Three patients discontinued Modafinil because of AEs (Nervousness, Dizziness). Two patients (4 %) were treated with 50 mg, 25 (50 %) with 100 mg, 21 (42 %) with 200 mg and 2 (4 %) with 300 mg daily. No patient required 400 mg daily.
Mean FSS scores were 30.3 ± 8.5 at baseline and 25.4 ± 3.7 at 3 months (p < 0.0001). Mean ESS scores were 9.7 ± 3.9 at baseline and 4.9 ± 2.9 at 3 months (p < 0.0001).
Self-appraisal of change of Fatigue showed clear improvement in 41 patients (87.2 %), some improvement in 4 (8.5 %) and no change in 2 (4.3 %).
Overall clinical condition was clearly improved in 43 patients (91.5 %), somewhat improved in 1 patient (2.1 %), and unchanged in 3 patients (6.4 %). No patient reported worsening of overall clinical condition.
Treatment with Modafinil significantly improves Fatigue and sleepiness and is well tolerated by patients with MS. Unlike the higher dose regimen required in Narcolepsy, a low-dose regimen of Modafinil is effective in MS.
PhysioPathology And Treatment Of Fatigue In MS
Comi G, Leocani L, Rossi P, Colombo B
J Neurol 2001 Mar;248(3):174-9
University of Milan, Department of NeuroScience, Scientific Institute H. San Raffaele, Via Olgettina 60, 20132 Milan, Italy
Fatigue is a common symptom of patients with Multiple Sclerosis (MS). It is reported by about one-third of patients, and for many Fatigue is the most disabling symptom.
Fatigue may be associated with Motor Disturbances and/or Mood Disorders, which makes it very difficult to determine whether the Fatigue is an aspect of these features or a result per se of the disease.
Although peripheral mechanisms have some role in the pathogenesis of Fatigue, in MS there are clear indications that the more important role is played by "central" abnormalities.
NeuroPhysiological studies have shown that Fatigue does not depend on involvement of the Pyramidal Tracts and implicate impairment of volitional drive of the Descending Motor Pathways as a PhysioPathological mechanism.
Metabolic abnormalities of the Frontal Cortex and Basal Ganglia revealed by Positron-Emission Tomography and correlations between Fatigue and Magnetic Resonance Imaging lesion burden support this hypothesis.
Some recent studies also suggest that ProInflammatory Cytokines contribute to the sense of tiredness.
No specific treatments are available.
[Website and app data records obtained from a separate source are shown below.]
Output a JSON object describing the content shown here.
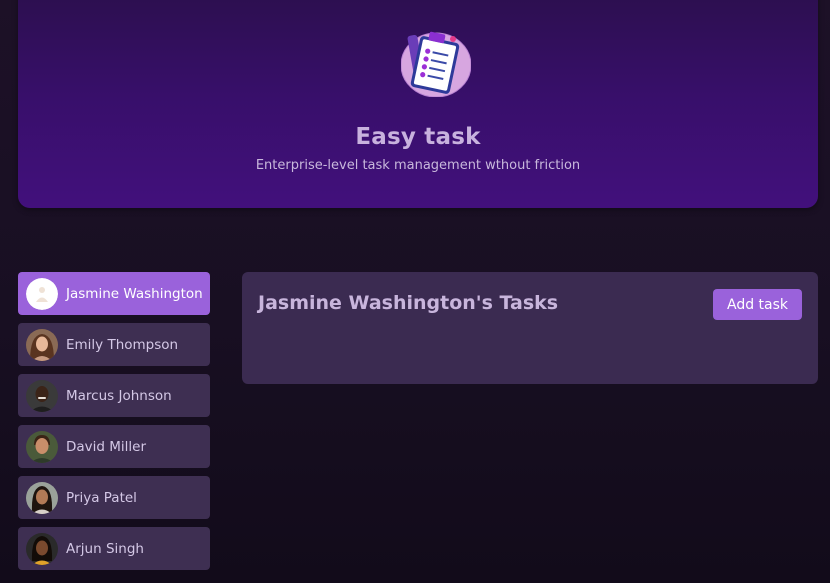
{
  "header": {
    "logo_icon": "clipboard-checklist-icon",
    "title": "Easy task",
    "subtitle": "Enterprise-level task management wthout friction"
  },
  "users": [
    {
      "name": "Jasmine Washington",
      "active": true,
      "avatar": "placeholder-avatar-icon"
    },
    {
      "name": "Emily Thompson",
      "active": false,
      "avatar": "user-photo"
    },
    {
      "name": "Marcus Johnson",
      "active": false,
      "avatar": "user-photo"
    },
    {
      "name": "David Miller",
      "active": false,
      "avatar": "user-photo"
    },
    {
      "name": "Priya Patel",
      "active": false,
      "avatar": "user-photo"
    },
    {
      "name": "Arjun Singh",
      "active": false,
      "avatar": "user-photo"
    }
  ],
  "tasks": {
    "title": "Jasmine Washington's Tasks",
    "add_button": "Add task"
  },
  "colors": {
    "accent": "#9a62db",
    "header_top": "#2c0f4e",
    "header_bottom": "#42107c",
    "card": "#3e2f52",
    "panel": "#3b2b51"
  }
}
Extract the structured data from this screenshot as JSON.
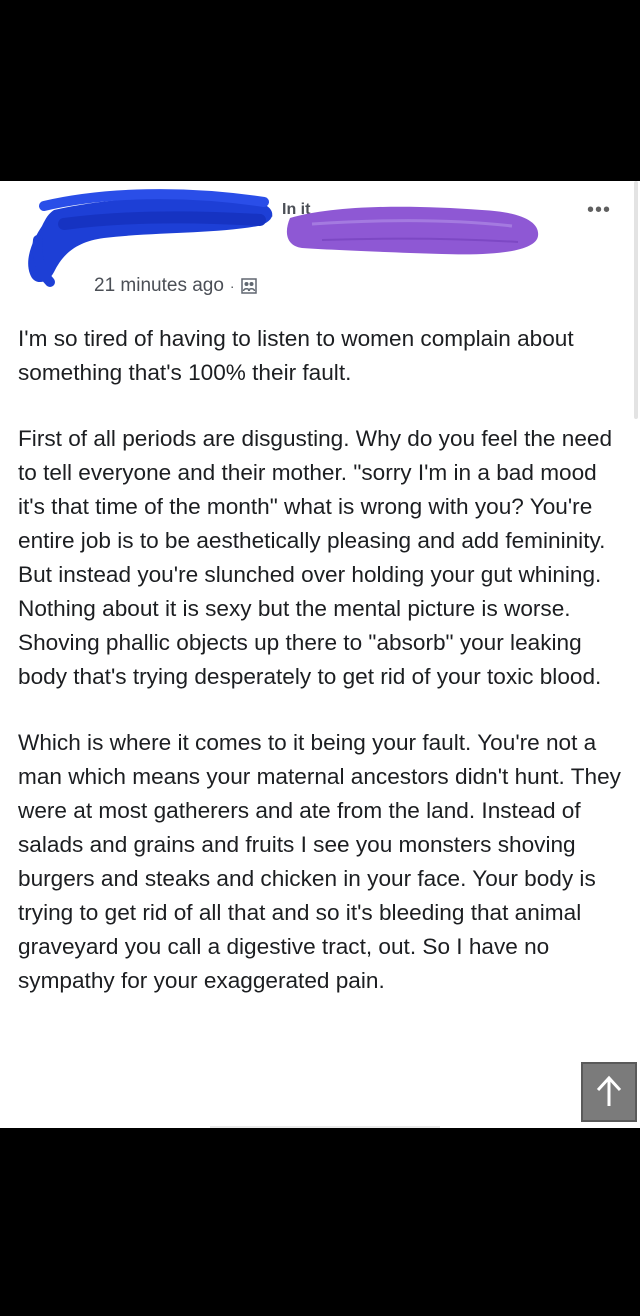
{
  "post": {
    "header": {
      "group_name_fragment": "In it",
      "timestamp": "21 minutes ago",
      "separator": "·",
      "privacy_icon": "group-members-icon",
      "more_icon": "more-options-icon"
    },
    "paragraphs": [
      "I'm so tired of having to listen to women complain about something that's 100% their fault.",
      "First of all periods are disgusting. Why do you feel the need to tell everyone and their mother. \"sorry I'm in a bad mood it's that time of the month\" what is wrong with you? You're entire job is to be aesthetically pleasing and add femininity. But instead you're slunched over holding your gut whining. Nothing about it is sexy but the mental picture is worse. Shoving phallic objects up there to \"absorb\" your leaking body that's trying desperately to get rid of your toxic blood.",
      "Which is where it comes to it being your fault. You're not a man which means your maternal ancestors didn't hunt. They were at most gatherers and ate from the land. Instead of salads and grains and fruits I see you monsters shoving burgers and steaks and chicken in your face. Your body is trying to get rid of all that and so it's bleeding that animal graveyard you call a digestive tract, out. So I have no sympathy for your exaggerated pain."
    ]
  },
  "overlay": {
    "scroll_top_icon": "arrow-up-icon"
  },
  "colors": {
    "background": "#000000",
    "card": "#ffffff",
    "text": "#1c1e21",
    "meta_text": "#4b4f56",
    "redaction_blue": "#1d3fd6",
    "redaction_purple": "#8e58d4",
    "scroll_button": "#7b7b7b"
  }
}
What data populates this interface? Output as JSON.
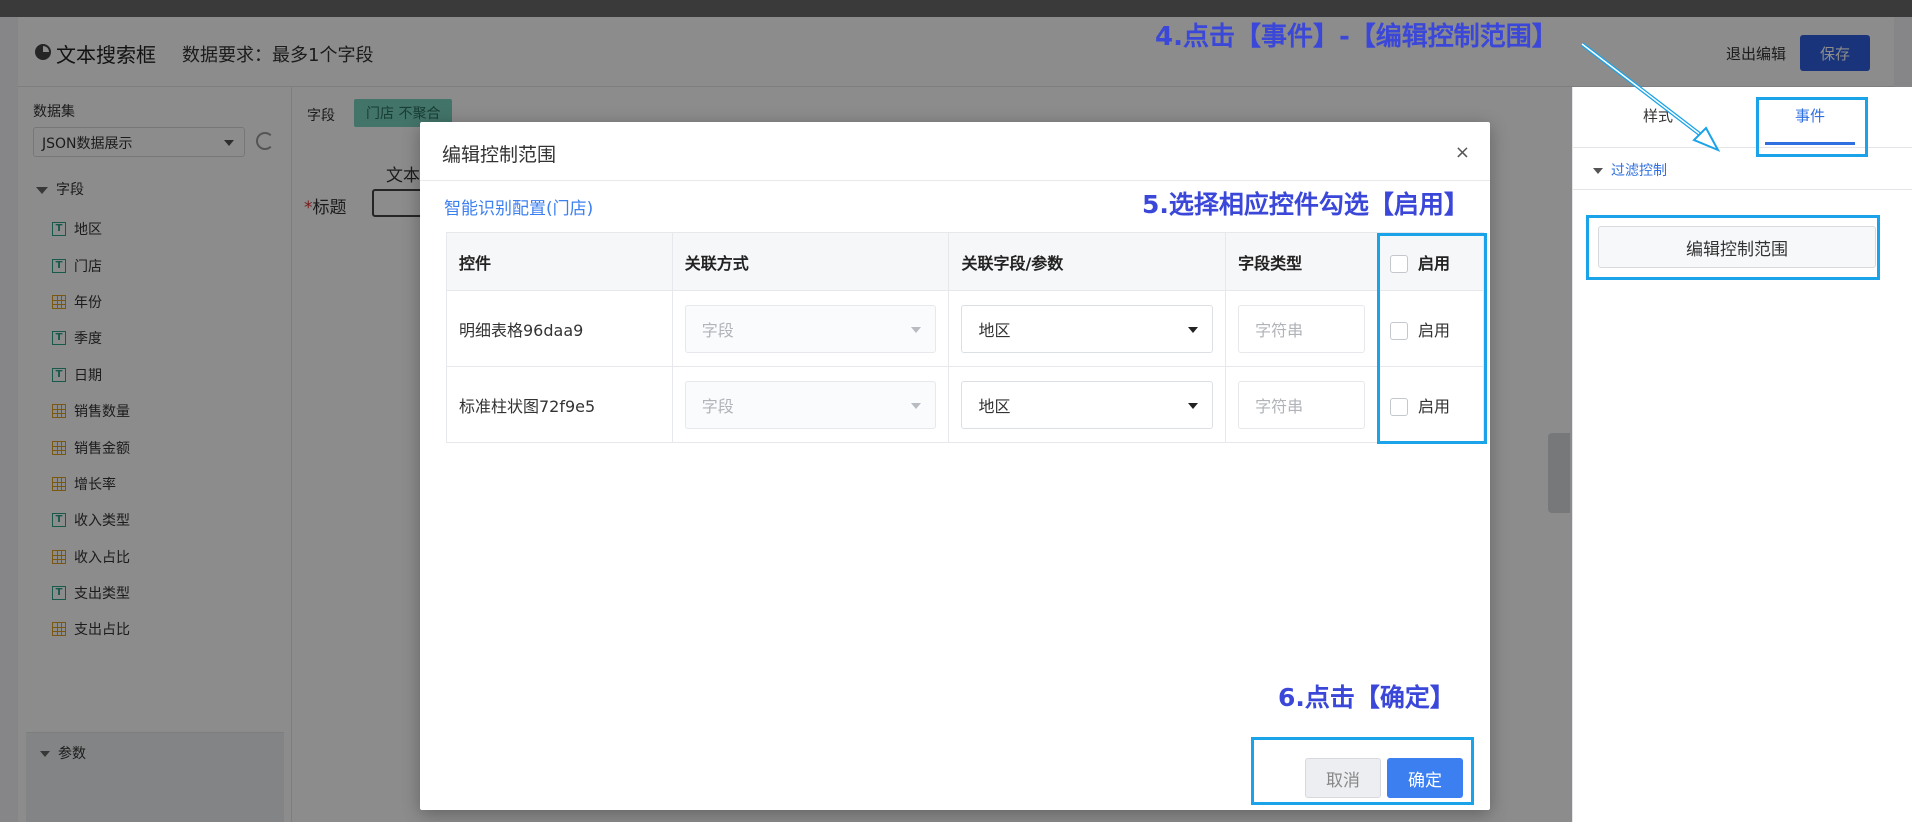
{
  "app": {
    "title": "文本搜索框",
    "data_requirement": "数据要求：最多1个字段",
    "exit_edit_label": "退出编辑",
    "save_label": "保存"
  },
  "left_panel": {
    "dataset_label": "数据集",
    "dataset_value": "JSON数据展示",
    "fields_group_label": "字段",
    "fields": [
      {
        "label": "地区",
        "type": "text"
      },
      {
        "label": "门店",
        "type": "text"
      },
      {
        "label": "年份",
        "type": "number"
      },
      {
        "label": "季度",
        "type": "text"
      },
      {
        "label": "日期",
        "type": "text"
      },
      {
        "label": "销售数量",
        "type": "number"
      },
      {
        "label": "销售金额",
        "type": "number"
      },
      {
        "label": "增长率",
        "type": "number"
      },
      {
        "label": "收入类型",
        "type": "text"
      },
      {
        "label": "收入占比",
        "type": "number"
      },
      {
        "label": "支出类型",
        "type": "text"
      },
      {
        "label": "支出占比",
        "type": "number"
      }
    ],
    "params_label": "参数"
  },
  "center": {
    "field_label": "字段",
    "field_chip": "门店 不聚合",
    "doc_text": "文本",
    "title_label": "标题",
    "required_mark": "*"
  },
  "right_panel": {
    "tab_style": "样式",
    "tab_event": "事件",
    "section_label": "过滤控制",
    "edit_range_button": "编辑控制范围"
  },
  "modal": {
    "title": "编辑控制范围",
    "close_glyph": "×",
    "smart_link": "智能识别配置(门店)",
    "columns": [
      "控件",
      "关联方式",
      "关联字段/参数",
      "字段类型",
      "启用"
    ],
    "rows": [
      {
        "control": "明细表格96daa9",
        "relation": "字段",
        "field": "地区",
        "field_type": "字符串",
        "enable": "启用"
      },
      {
        "control": "标准柱状图72f9e5",
        "relation": "字段",
        "field": "地区",
        "field_type": "字符串",
        "enable": "启用"
      }
    ],
    "cancel_label": "取消",
    "ok_label": "确定"
  },
  "annotations": {
    "step4": "4.点击【事件】-【编辑控制范围】",
    "step5": "5.选择相应控件勾选【启用】",
    "step6": "6.点击【确定】"
  },
  "colors": {
    "primary": "#3c7ff0",
    "save_button": "#2f5fe0",
    "annotation_text": "#3a47d8",
    "annotation_box": "#1aa3e8",
    "field_text_icon": "#2aa58a",
    "field_number_icon": "#e0a020"
  }
}
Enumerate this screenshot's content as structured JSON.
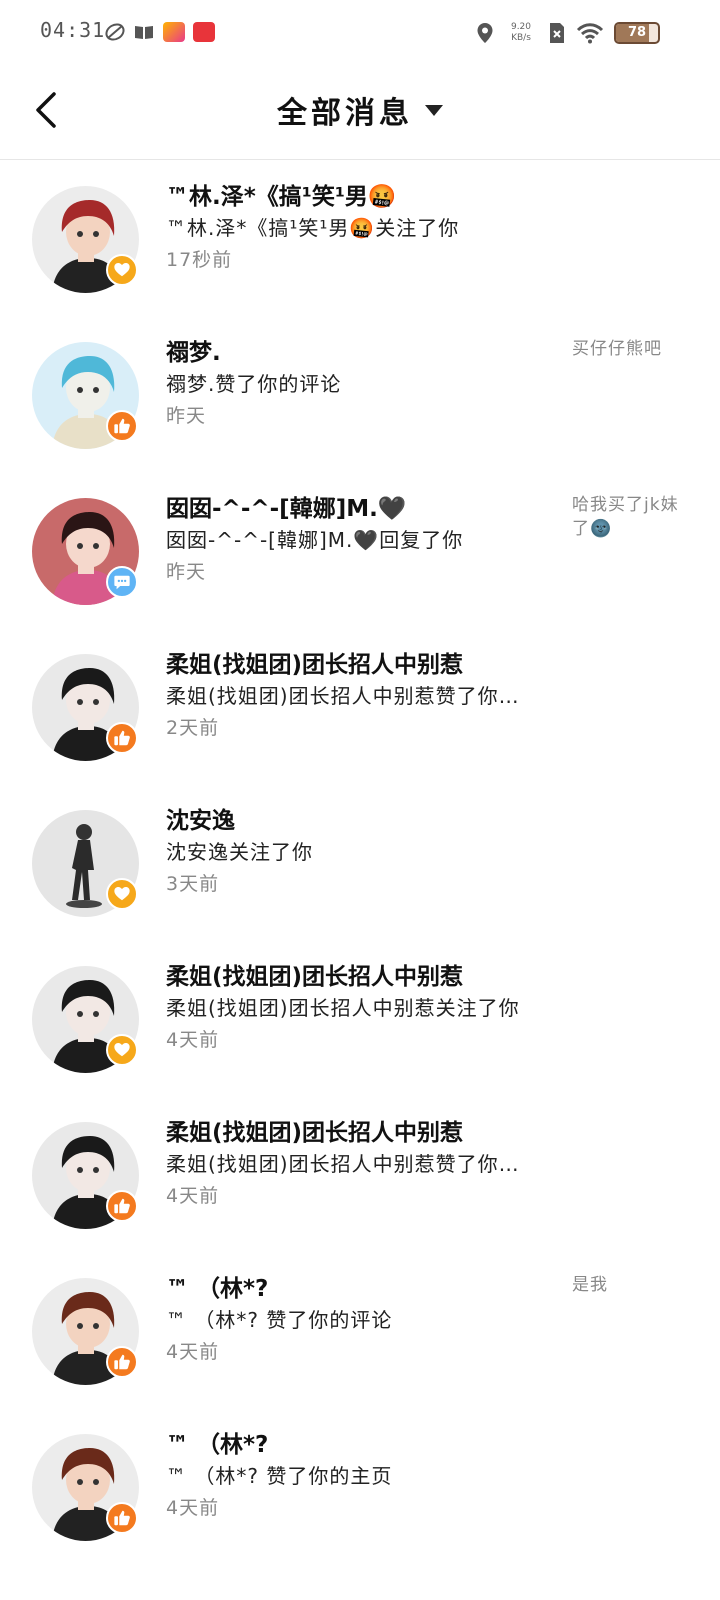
{
  "status_bar": {
    "time": "04:31",
    "speed_value": "9.20",
    "speed_unit": "KB/s",
    "battery": "78",
    "battery_level": 0.78,
    "icons": [
      "leaf-icon",
      "book-icon",
      "app-icon-1",
      "app-icon-2",
      "location-icon",
      "sim-x-icon",
      "wifi-icon",
      "battery-icon"
    ]
  },
  "header": {
    "title": "全部消息",
    "back_icon": "chevron-left-icon",
    "dropdown_icon": "caret-down-icon"
  },
  "colors": {
    "badge_like": "#f47a1f",
    "badge_follow": "#f6a81a",
    "badge_comment": "#5fb4f5",
    "time_text": "#888888"
  },
  "notifications": [
    {
      "name": "™林.泽*《搞¹笑¹男🤬",
      "action": "™林.泽*《搞¹笑¹男🤬关注了你",
      "time": "17秒前",
      "preview": "",
      "badge": "heart-icon"
    },
    {
      "name": "禤梦.",
      "action": "禤梦.赞了你的评论",
      "time": "昨天",
      "preview": "买仔仔熊吧",
      "badge": "thumbs-up-icon"
    },
    {
      "name": "囡囡-^-^-[韓娜]M.🖤",
      "action": "囡囡-^-^-[韓娜]M.🖤回复了你",
      "time": "昨天",
      "preview": "哈我买了jk妹了🌚",
      "badge": "comment-icon"
    },
    {
      "name": "柔姐(找姐团)团长招人中别惹",
      "action": "柔姐(找姐团)团长招人中别惹赞了你…",
      "time": "2天前",
      "preview": "",
      "badge": "thumbs-up-icon"
    },
    {
      "name": "沈安逸",
      "action": "沈安逸关注了你",
      "time": "3天前",
      "preview": "",
      "badge": "heart-icon"
    },
    {
      "name": "柔姐(找姐团)团长招人中别惹",
      "action": "柔姐(找姐团)团长招人中别惹关注了你",
      "time": "4天前",
      "preview": "",
      "badge": "heart-icon"
    },
    {
      "name": "柔姐(找姐团)团长招人中别惹",
      "action": "柔姐(找姐团)团长招人中别惹赞了你…",
      "time": "4天前",
      "preview": "",
      "badge": "thumbs-up-icon"
    },
    {
      "name": "™ （林*?",
      "action": "™ （林*? 赞了你的评论",
      "time": "4天前",
      "preview": "是我",
      "badge": "thumbs-up-icon"
    },
    {
      "name": "™ （林*?",
      "action": "™ （林*? 赞了你的主页",
      "time": "4天前",
      "preview": "",
      "badge": "thumbs-up-icon"
    }
  ]
}
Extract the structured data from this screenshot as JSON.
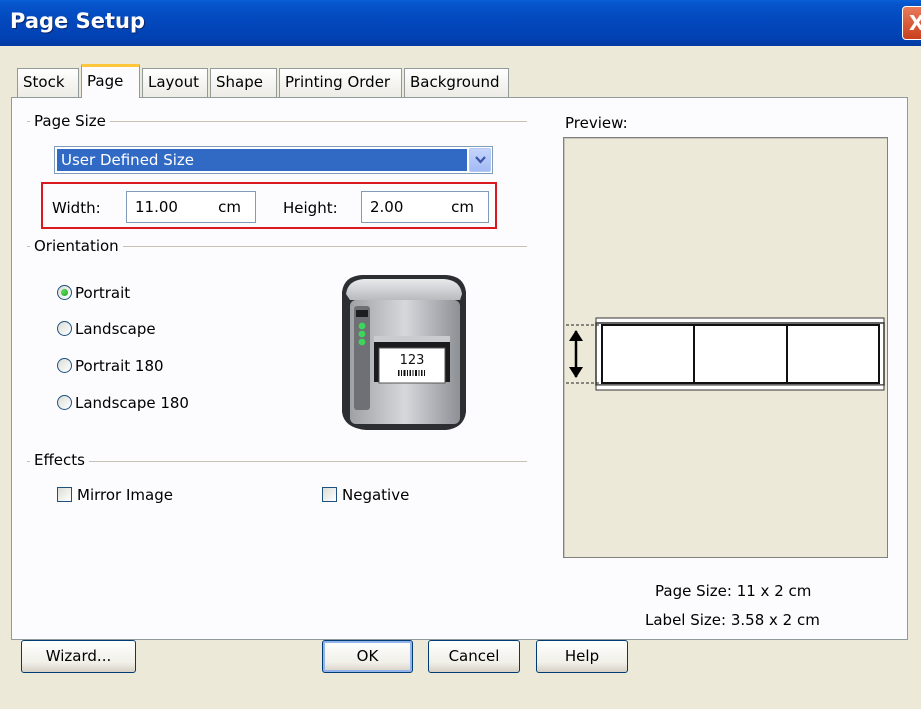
{
  "window": {
    "title": "Page Setup",
    "close_glyph": "X"
  },
  "tabs": [
    {
      "label": "Stock",
      "active": false
    },
    {
      "label": "Page",
      "active": true
    },
    {
      "label": "Layout",
      "active": false
    },
    {
      "label": "Shape",
      "active": false
    },
    {
      "label": "Printing Order",
      "active": false
    },
    {
      "label": "Background",
      "active": false
    }
  ],
  "page_size": {
    "section_label": "Page Size",
    "selected": "User Defined Size",
    "width_label": "Width:",
    "width_value": "11.00",
    "width_unit": "cm",
    "height_label": "Height:",
    "height_value": "2.00",
    "height_unit": "cm"
  },
  "orientation": {
    "section_label": "Orientation",
    "options": [
      {
        "label": "Portrait",
        "checked": true
      },
      {
        "label": "Landscape",
        "checked": false
      },
      {
        "label": "Portrait 180",
        "checked": false
      },
      {
        "label": "Landscape 180",
        "checked": false
      }
    ],
    "printer_label_text": "123"
  },
  "effects": {
    "section_label": "Effects",
    "mirror_image": {
      "label": "Mirror Image",
      "checked": false
    },
    "negative": {
      "label": "Negative",
      "checked": false
    }
  },
  "preview": {
    "label": "Preview:",
    "page_size_text": "Page Size:  11 x 2 cm",
    "label_size_text": "Label Size:  3.58 x 2 cm",
    "labels_across": 3
  },
  "buttons": {
    "wizard": "Wizard...",
    "ok": "OK",
    "cancel": "Cancel",
    "help": "Help"
  },
  "colors": {
    "titlebar": "#0348bd",
    "selection": "#316ac5",
    "highlight_border": "#d9181f",
    "tab_active_accent": "#ffc83c",
    "radio_dot": "#21a121"
  }
}
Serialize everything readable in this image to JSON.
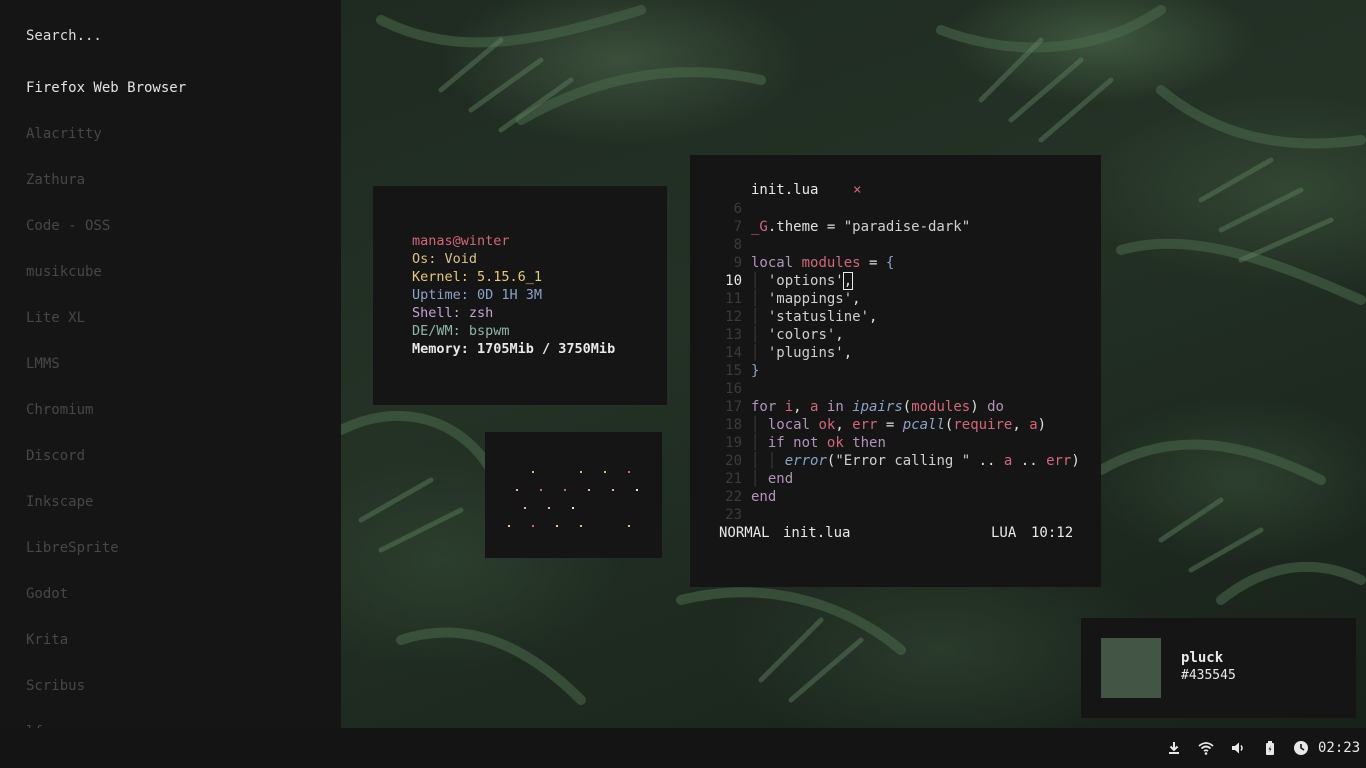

Management strategies include medications, exercise, and behavioral therapy; in most cases a combined approach is appropriate.